On July 1st, 1876, the newspaper published his five-stanza poem entitled God Defend New Zealand. It was presented as a new national hymn and readers were asked to send in music to accompany the words. John Joseph Woods, a local teacher whose parents were Irish, got ten guineas for sending in the winning score.
On its own, Bracken’s poem was a hit. But, when set to music, it became even more well-known. Bracken handed over the poem’s copyright to Woods who promoted it in various publications. A Maori version of the lyrics were created too.
However, it would be another century before the song was officially recognised as New Zealand’s second national anthem.
The making of a national anthem Although dozens of other songs were vying to become the country’s new national anthem, God Defend New Zealand became increasingly popular throughout the 1900s.
Then, as part of New Zealand’s centennial celebrations in 1940, the government purchased the song’s copyright and officially made it the country’s national hymn.
From the 1950s onward, it was sung at the British Empire Games. But the real turning point came in 1972 during the Summer Olympic Games in Munich. When New Zealand’s eight-man rowing team were awarded their gold medals, God Defend New Zealand unexpectedly played instead of God Save the Queen.
This incident kicked off a campaign to have the song adopted as New Zealand’s national anthem. In 1976, Garth Henry Latta - a resident of Dunedin - presented parliament with a petition requesting that they do just that. And the following year, with the permission of Queen Elizabeth II, it officially became the country’s second national anthem.
What about Thomas Bracken?
Although Thomas Bracken wasn’t around to see the success of God Defend New Zealand, he experienced other literary successes. His poetry received much praise during his lifetime and, as The Encyclopedia of New Zealand notes, he is one of just two New Zealand poets mentioned in the 1916 publication Cambridge History of English Literature.
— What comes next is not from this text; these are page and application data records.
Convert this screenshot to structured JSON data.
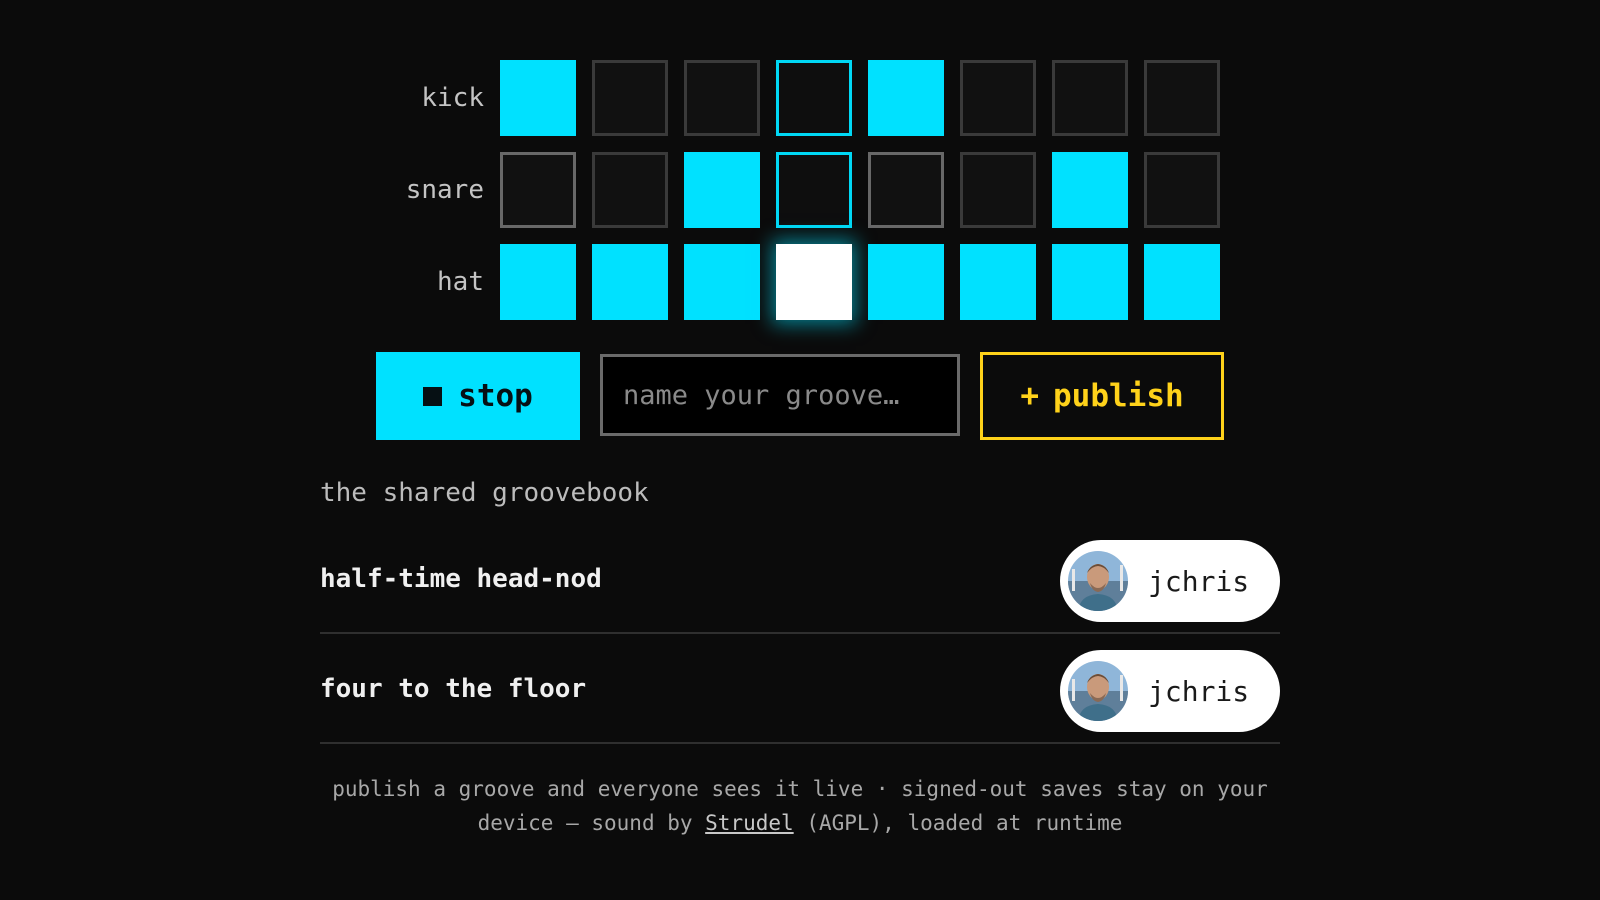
{
  "sequencer": {
    "tracks": [
      {
        "label": "kick",
        "steps": [
          1,
          0,
          0,
          0,
          1,
          0,
          0,
          0
        ]
      },
      {
        "label": "snare",
        "steps": [
          0,
          0,
          1,
          0,
          0,
          0,
          1,
          0
        ]
      },
      {
        "label": "hat",
        "steps": [
          1,
          1,
          1,
          1,
          1,
          1,
          1,
          1
        ]
      }
    ],
    "playhead_step": 4,
    "colors": {
      "active": "#00e1ff",
      "playhead_hit": "#ffffff",
      "inactive_border": "#3a3a3a"
    }
  },
  "controls": {
    "stop_label": "stop",
    "stop_icon": "stop-square-icon",
    "name_placeholder": "name your groove…",
    "name_value": "",
    "publish_icon": "+",
    "publish_label": "publish",
    "accent_color": "#00e1ff",
    "publish_color": "#ffd21a"
  },
  "groovebook": {
    "heading": "the shared groovebook",
    "grooves": [
      {
        "name": "half-time head-nod",
        "author": "jchris",
        "avatar": "user-avatar"
      },
      {
        "name": "four to the floor",
        "author": "jchris",
        "avatar": "user-avatar"
      }
    ]
  },
  "footer": {
    "text_before_link": "publish a groove and everyone sees it live · signed-out saves stay on your device — sound by ",
    "link_text": "Strudel",
    "text_after_link": " (AGPL), loaded at runtime"
  }
}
As well as being a prolific writer, Bracken also dedicated his life to politics. In 1881, he was elected to represent Dunedin Central in parliament. As a staunch Irish nationalist, he proved to be a liberal politician and his very first speech strongly criticised the government's treatment of the Maori in Parihaka and its breaches of the Treaty of Waitangi. He later used his position to denounce British laws affecting Ireland too.
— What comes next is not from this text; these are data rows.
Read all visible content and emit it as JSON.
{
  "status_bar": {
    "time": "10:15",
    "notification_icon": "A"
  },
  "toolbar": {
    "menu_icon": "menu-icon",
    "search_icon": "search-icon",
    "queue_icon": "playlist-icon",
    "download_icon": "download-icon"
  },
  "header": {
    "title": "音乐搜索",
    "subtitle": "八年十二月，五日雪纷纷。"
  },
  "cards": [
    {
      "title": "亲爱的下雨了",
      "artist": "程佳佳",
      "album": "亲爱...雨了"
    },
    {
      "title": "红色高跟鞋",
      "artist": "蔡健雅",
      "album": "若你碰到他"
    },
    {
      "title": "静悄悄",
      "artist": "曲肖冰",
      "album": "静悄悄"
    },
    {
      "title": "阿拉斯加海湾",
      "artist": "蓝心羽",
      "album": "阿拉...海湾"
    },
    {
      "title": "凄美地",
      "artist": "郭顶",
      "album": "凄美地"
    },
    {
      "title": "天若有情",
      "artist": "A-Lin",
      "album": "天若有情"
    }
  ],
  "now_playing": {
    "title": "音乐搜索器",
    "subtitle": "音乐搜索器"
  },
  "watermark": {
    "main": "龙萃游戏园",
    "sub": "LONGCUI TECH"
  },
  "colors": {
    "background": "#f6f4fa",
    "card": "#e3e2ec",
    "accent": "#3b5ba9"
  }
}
When he ended his political career in 1890, it would appear he faced financial hardships. He was no longer associated with the newspaper he had co-founded and another publication that he had an interest in was sold off. He stayed in Wellington working as a clerk in the parliament. But, when he fell ill, he returned to Dunedin where he died in February 1898 at the age of 58.
Though most of his poetry is forgotten now, crowds of New Zealanders continue to sing his verses at sporting events, state ceremonies and Waitangi day celebrations.
The EPIC Emigration Museum remembers Thomas Bracken and hundreds of other inspirational Irish emigrants who’ve made their mark on the world - discover more with their virtual museum tour here.